**Data for the task:**
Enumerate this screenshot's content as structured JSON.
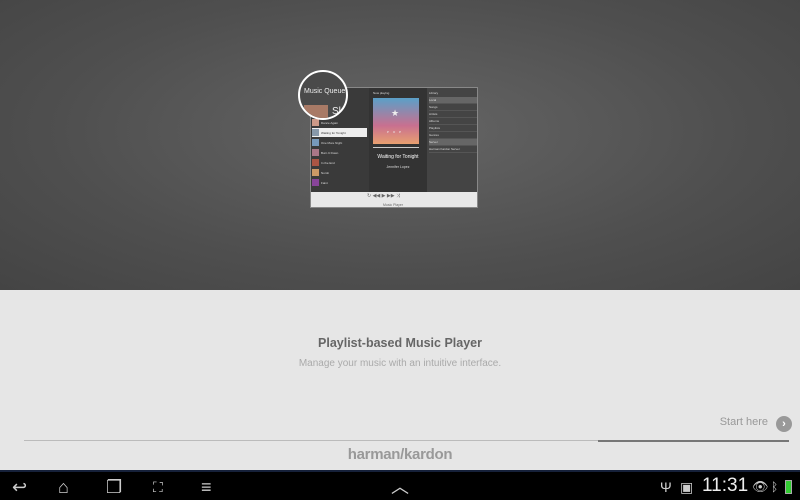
{
  "preview": {
    "lens_title": "Music Queue",
    "lens_text": "Sk",
    "now_playing_header": "Now playing",
    "library_header": "Library",
    "album_genre": "POP",
    "song_title": "Waiting for Tonight",
    "song_artist": "Jennifer Lopez",
    "queue": [
      "Dance Again",
      "Waiting for Tonight",
      "One More Night",
      "Burn It Down",
      "In the End",
      "Numb",
      "Faint"
    ],
    "library_items": [
      "Local",
      "Songs",
      "Artists",
      "Albums",
      "Playlists",
      "Genres",
      "Server",
      "Harman Kardon Server"
    ],
    "footer_label": "Music Player"
  },
  "intro": {
    "heading": "Playlist-based Music Player",
    "subtitle": "Manage your music with an intuitive interface.",
    "start_label": "Start here",
    "brand": "harman/kardon",
    "progress_percent": 25
  },
  "statusbar": {
    "time": "11:31"
  }
}
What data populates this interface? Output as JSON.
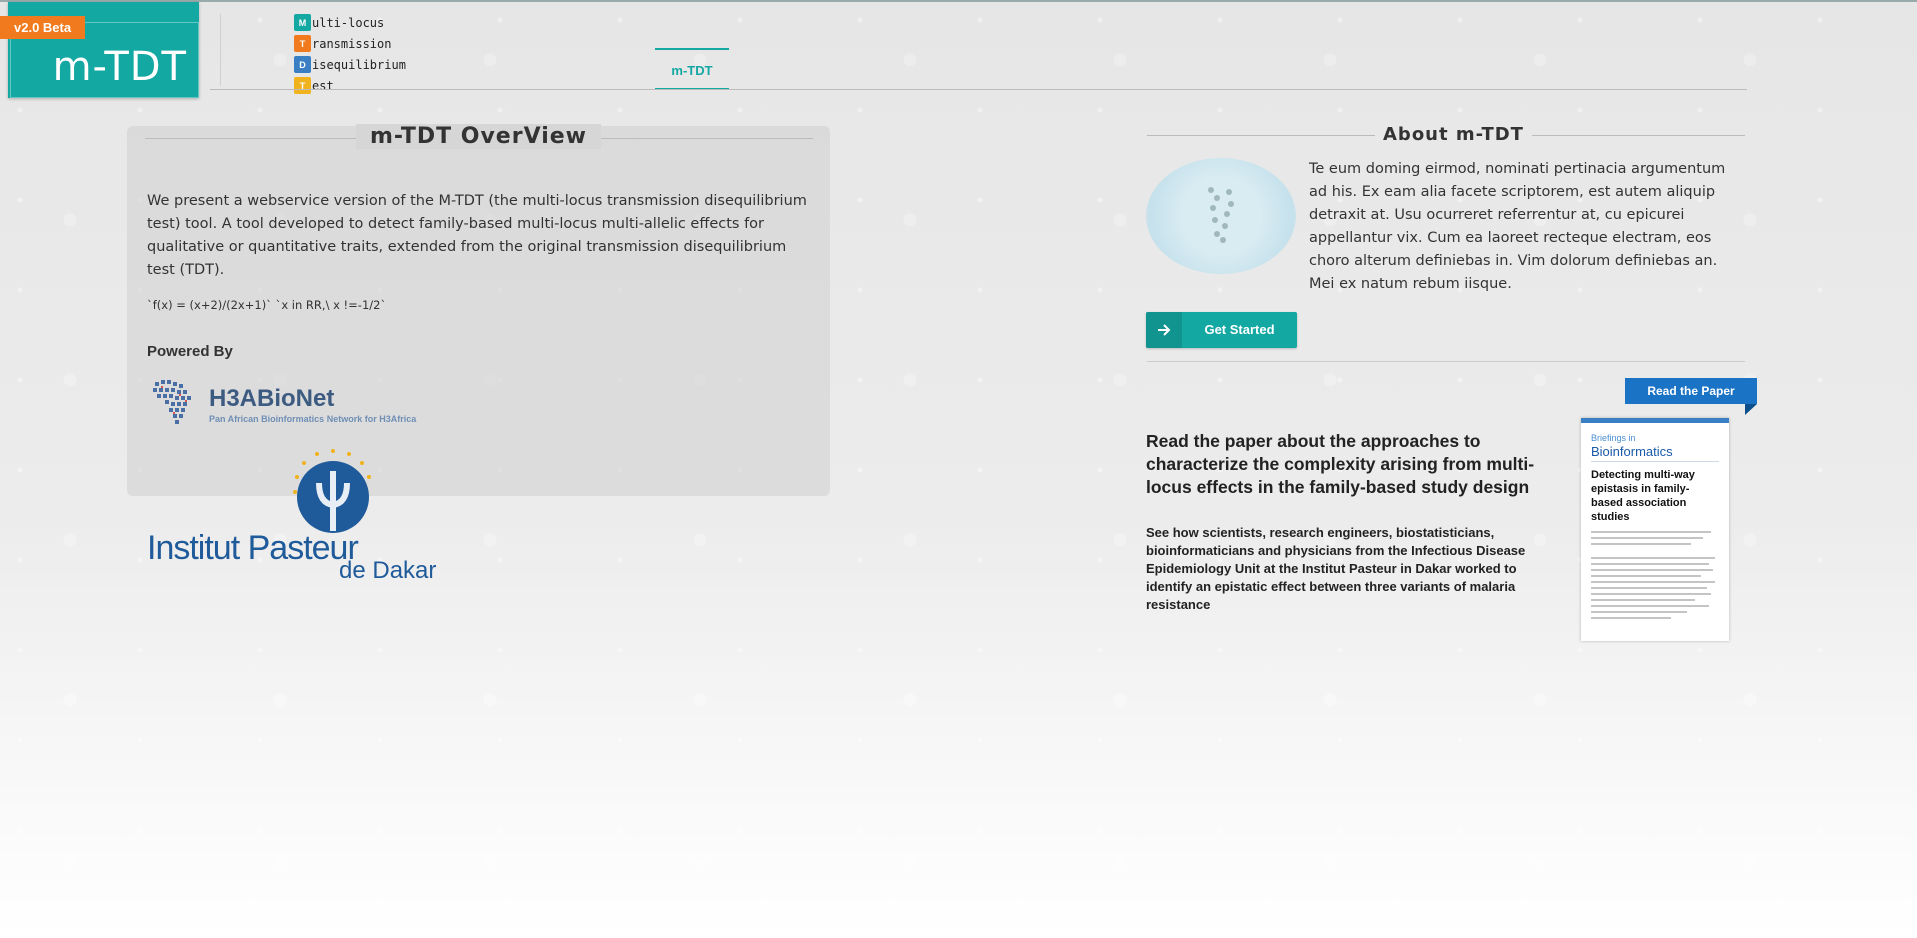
{
  "header": {
    "badge": "v2.0 Beta",
    "logo_text": "m-TDT",
    "acronym": [
      {
        "letter": "M",
        "rest": "ulti-locus",
        "color": "#14a8a3"
      },
      {
        "letter": "T",
        "rest": "ransmission",
        "color": "#f07a1d"
      },
      {
        "letter": "D",
        "rest": "isequilibrium",
        "color": "#3a7fc4"
      },
      {
        "letter": "T",
        "rest": "est",
        "color": "#f0b21d"
      }
    ],
    "nav": {
      "active_tab": "m-TDT"
    }
  },
  "overview": {
    "title": "m-TDT OverView",
    "paragraph": "We present a webservice version of the M-TDT (the multi-locus transmission disequilibrium test) tool. A tool developed to detect family-based multi-locus multi-allelic effects for qualitative or quantitative traits, extended from the original transmission disequilibrium test (TDT).",
    "formula": "`f(x) = (x+2)/(2x+1)` `x in RR,\\ x !=-1/2`",
    "powered_by": "Powered By",
    "sponsors": {
      "h3abionet": {
        "name": "H3ABioNet",
        "subtitle": "Pan African Bioinformatics Network for H3Africa"
      },
      "pasteur": {
        "name": "Institut Pasteur",
        "subtitle": "de Dakar"
      }
    }
  },
  "about": {
    "title": "About m-TDT",
    "text": "Te eum doming eirmod, nominati pertinacia argumentum ad his. Ex eam alia facete scriptorem, est autem aliquip detraxit at. Usu ocurreret referrentur at, cu epicurei appellantur vix. Cum ea laoreet recteque electram, eos choro alterum definiebas in. Vim dolorum definiebas an. Mei ex natum rebum iisque.",
    "button": "Get Started"
  },
  "paper": {
    "ribbon": "Read the Paper",
    "headline": "Read the paper about the approaches to characterize the complexity arising from multi-locus effects in the family-based study design",
    "body": "See how scientists, research engineers, biostatisticians, bioinformaticians and physicians from the Infectious Disease Epidemiology Unit at the Institut Pasteur in Dakar worked to identify an epistatic effect between three variants of malaria resistance",
    "journal": {
      "series": "Briefings in",
      "name": "Bioinformatics",
      "article_title": "Detecting multi-way epistasis in family-based association studies"
    }
  },
  "colors": {
    "teal": "#14a8a3",
    "orange": "#f07a1d",
    "blue": "#1a73c4"
  }
}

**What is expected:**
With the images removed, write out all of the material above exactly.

**Output for this task:**
Enumerate this screenshot's content as structured JSON.
{
  "preview": {
    "lens_title": "Music Queue",
    "lens_text": "Sk",
    "now_playing_header": "Now playing",
    "library_header": "Library",
    "album_genre": "POP",
    "song_title": "Waiting for Tonight",
    "song_artist": "Jennifer Lopez",
    "queue": [
      "Dance Again",
      "Waiting for Tonight",
      "One More Night",
      "Burn It Down",
      "In the End",
      "Numb",
      "Faint"
    ],
    "library_items": [
      "Local",
      "Songs",
      "Artists",
      "Albums",
      "Playlists",
      "Genres",
      "Server",
      "Harman Kardon Server"
    ],
    "footer_label": "Music Player"
  },
  "intro": {
    "heading": "Playlist-based Music Player",
    "subtitle": "Manage your music with an intuitive interface.",
    "start_label": "Start here",
    "brand": "harman/kardon",
    "progress_percent": 25
  },
  "statusbar": {
    "time": "11:31"
  }
}
What data populates this interface? Output as JSON.
{
  "header": {
    "badge": "v2.0 Beta",
    "logo_text": "m-TDT",
    "acronym": [
      {
        "letter": "M",
        "rest": "ulti-locus",
        "color": "#14a8a3"
      },
      {
        "letter": "T",
        "rest": "ransmission",
        "color": "#f07a1d"
      },
      {
        "letter": "D",
        "rest": "isequilibrium",
        "color": "#3a7fc4"
      },
      {
        "letter": "T",
        "rest": "est",
        "color": "#f0b21d"
      }
    ],
    "nav": {
      "active_tab": "m-TDT"
    }
  },
  "overview": {
    "title": "m-TDT OverView",
    "paragraph": "We present a webservice version of the M-TDT (the multi-locus transmission disequilibrium test) tool. A tool developed to detect family-based multi-locus multi-allelic effects for qualitative or quantitative traits, extended from the original transmission disequilibrium test (TDT).",
    "formula": "`f(x) = (x+2)/(2x+1)` `x in RR,\\ x !=-1/2`",
    "powered_by": "Powered By",
    "sponsors": {
      "h3abionet": {
        "name": "H3ABioNet",
        "subtitle": "Pan African Bioinformatics Network for H3Africa"
      },
      "pasteur": {
        "name": "Institut Pasteur",
        "subtitle": "de Dakar"
      }
    }
  },
  "about": {
    "title": "About m-TDT",
    "text": "Te eum doming eirmod, nominati pertinacia argumentum ad his. Ex eam alia facete scriptorem, est autem aliquip detraxit at. Usu ocurreret referrentur at, cu epicurei appellantur vix. Cum ea laoreet recteque electram, eos choro alterum definiebas in. Vim dolorum definiebas an. Mei ex natum rebum iisque.",
    "button": "Get Started"
  },
  "paper": {
    "ribbon": "Read the Paper",
    "headline": "Read the paper about the approaches to characterize the complexity arising from multi-locus effects in the family-based study design",
    "body": "See how scientists, research engineers, biostatisticians, bioinformaticians and physicians from the Infectious Disease Epidemiology Unit at the Institut Pasteur in Dakar worked to identify an epistatic effect between three variants of malaria resistance",
    "journal": {
      "series": "Briefings in",
      "name": "Bioinformatics",
      "article_title": "Detecting multi-way epistasis in family-based association studies"
    }
  },
  "colors": {
    "teal": "#14a8a3",
    "orange": "#f07a1d",
    "blue": "#1a73c4"
  }
}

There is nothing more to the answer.